[Entries from a dataset of interfaces]
***

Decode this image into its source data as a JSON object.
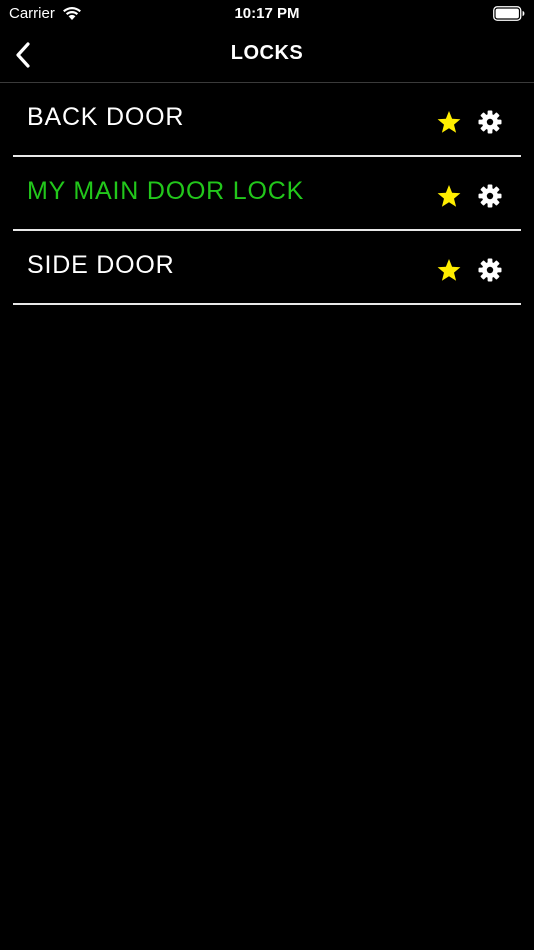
{
  "status_bar": {
    "carrier": "Carrier",
    "time": "10:17 PM",
    "wifi_icon": "wifi-icon",
    "battery_icon": "battery-icon"
  },
  "nav": {
    "title": "LOCKS",
    "back_icon": "chevron-left-icon"
  },
  "colors": {
    "background": "#000000",
    "active_text": "#22c71b",
    "star": "#ffee00",
    "divider": "#e8e8e8"
  },
  "locks": [
    {
      "name": "BACK DOOR",
      "active": false,
      "favorite_icon": "star-icon",
      "settings_icon": "gear-icon"
    },
    {
      "name": "MY MAIN DOOR LOCK",
      "active": true,
      "favorite_icon": "star-icon",
      "settings_icon": "gear-icon"
    },
    {
      "name": "SIDE DOOR",
      "active": false,
      "favorite_icon": "star-icon",
      "settings_icon": "gear-icon"
    }
  ]
}
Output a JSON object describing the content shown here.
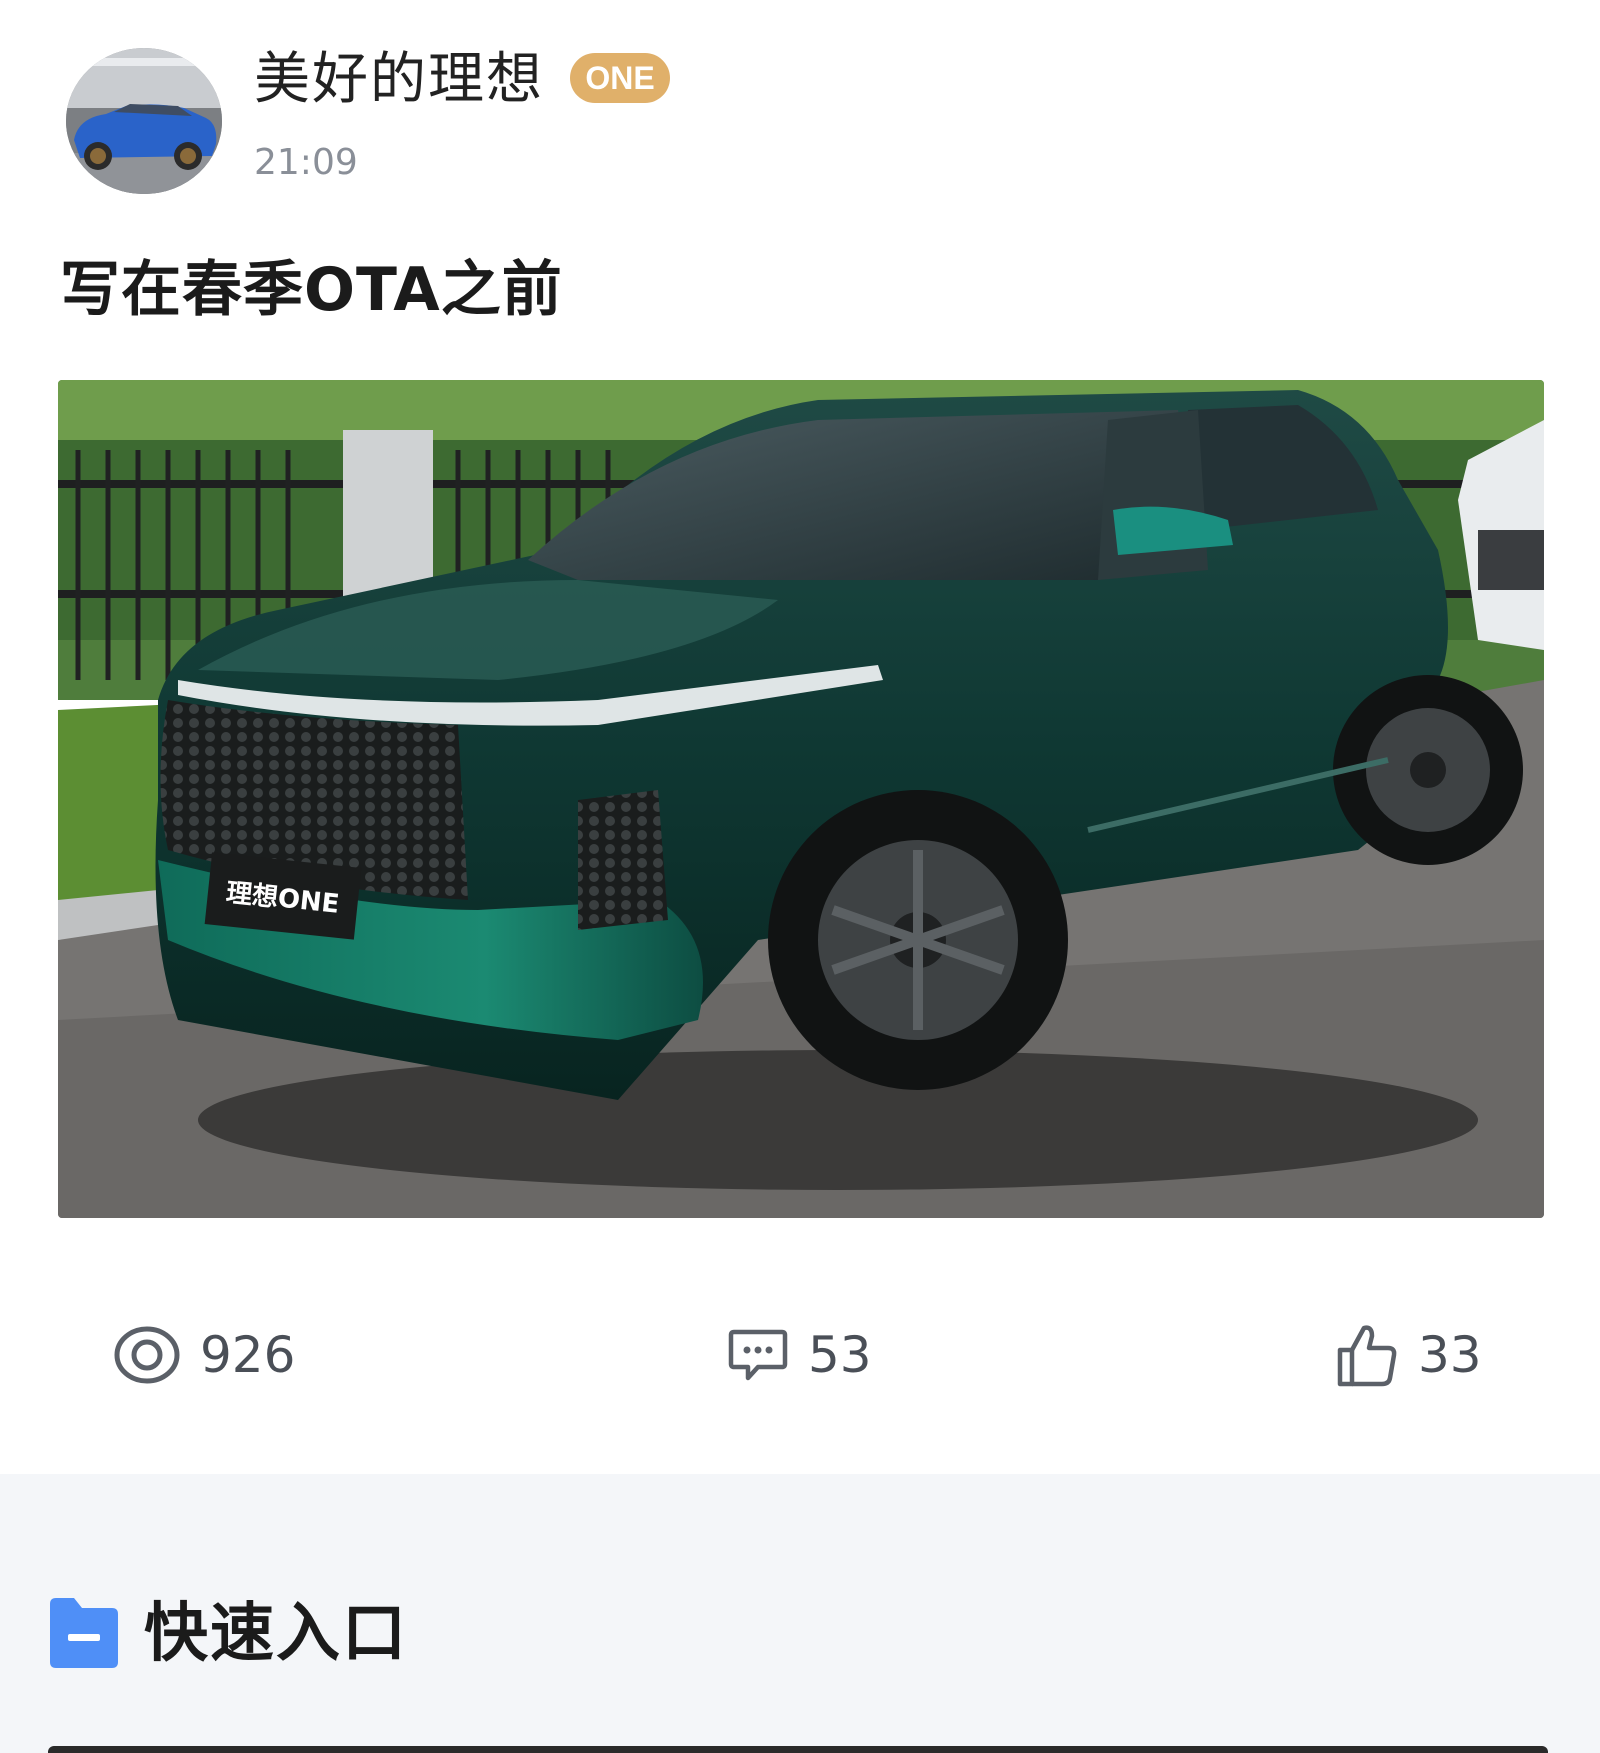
{
  "post": {
    "author": {
      "name": "美好的理想",
      "badge": "ONE"
    },
    "time": "21:09",
    "title": "写在春季OTA之前",
    "image_plate_text": "理想ONE",
    "stats": {
      "views": "926",
      "comments": "53",
      "likes": "33"
    }
  },
  "section": {
    "title": "快速入口",
    "icon": "folder-icon"
  },
  "colors": {
    "badge": "#e0b06a",
    "stat_icon": "#5b6068",
    "folder_icon": "#4f8ff7",
    "section_bg": "#f4f6f9"
  }
}
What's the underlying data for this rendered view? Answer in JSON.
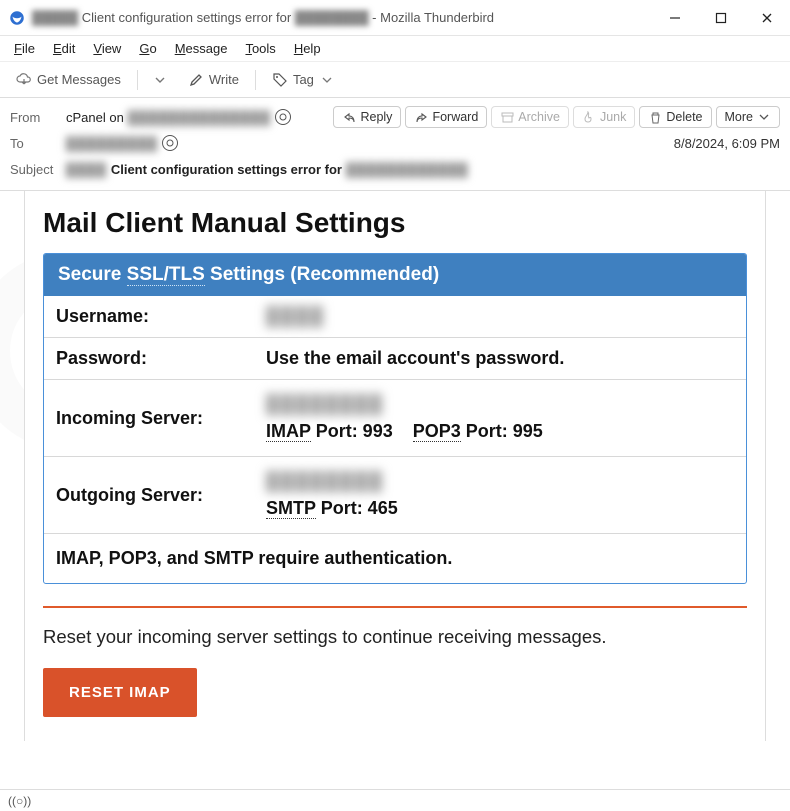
{
  "window": {
    "title_prefix_blurred": "█████",
    "title_mid": "Client configuration settings error for",
    "title_blurred2": "████████",
    "title_suffix": "- Mozilla Thunderbird"
  },
  "menu": [
    "File",
    "Edit",
    "View",
    "Go",
    "Message",
    "Tools",
    "Help"
  ],
  "toolbar": {
    "get_messages": "Get Messages",
    "write": "Write",
    "tag": "Tag"
  },
  "header": {
    "from_label": "From",
    "from_name": "cPanel on",
    "from_blurred": "██████████████",
    "to_label": "To",
    "to_blurred": "█████████",
    "subject_label": "Subject",
    "subject_blurred": "████",
    "subject_bold": "Client configuration settings error for",
    "subject_blurred2": "████████████",
    "date": "8/8/2024, 6:09 PM"
  },
  "actions": {
    "reply": "Reply",
    "forward": "Forward",
    "archive": "Archive",
    "junk": "Junk",
    "delete": "Delete",
    "more": "More"
  },
  "email": {
    "title": "Mail Client Manual Settings",
    "box_header_pre": "Secure ",
    "box_header_mid": "SSL/TLS",
    "box_header_post": " Settings (Recommended)",
    "rows": {
      "username_label": "Username:",
      "username_value_blurred": "████",
      "password_label": "Password:",
      "password_value": "Use the email account's password.",
      "incoming_label": "Incoming Server:",
      "incoming_blurred": "████████",
      "imap_label": "IMAP",
      "imap_port": " Port: 993",
      "pop3_label": "POP3",
      "pop3_port": " Port: 995",
      "outgoing_label": "Outgoing Server:",
      "outgoing_blurred": "████████",
      "smtp_label": "SMTP",
      "smtp_port": " Port: 465",
      "auth_note": "IMAP, POP3, and SMTP require authentication."
    },
    "reset_text": "Reset your incoming server settings to continue receiving messages.",
    "reset_button": "RESET  IMAP"
  },
  "status": {
    "text": "((○))"
  }
}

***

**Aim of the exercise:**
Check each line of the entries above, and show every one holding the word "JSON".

**Written solution:**
Decode this image into its source data as a JSON object.
Output a JSON object describing the content shown here.
What's the underlying data for this rendered view? Answer in JSON.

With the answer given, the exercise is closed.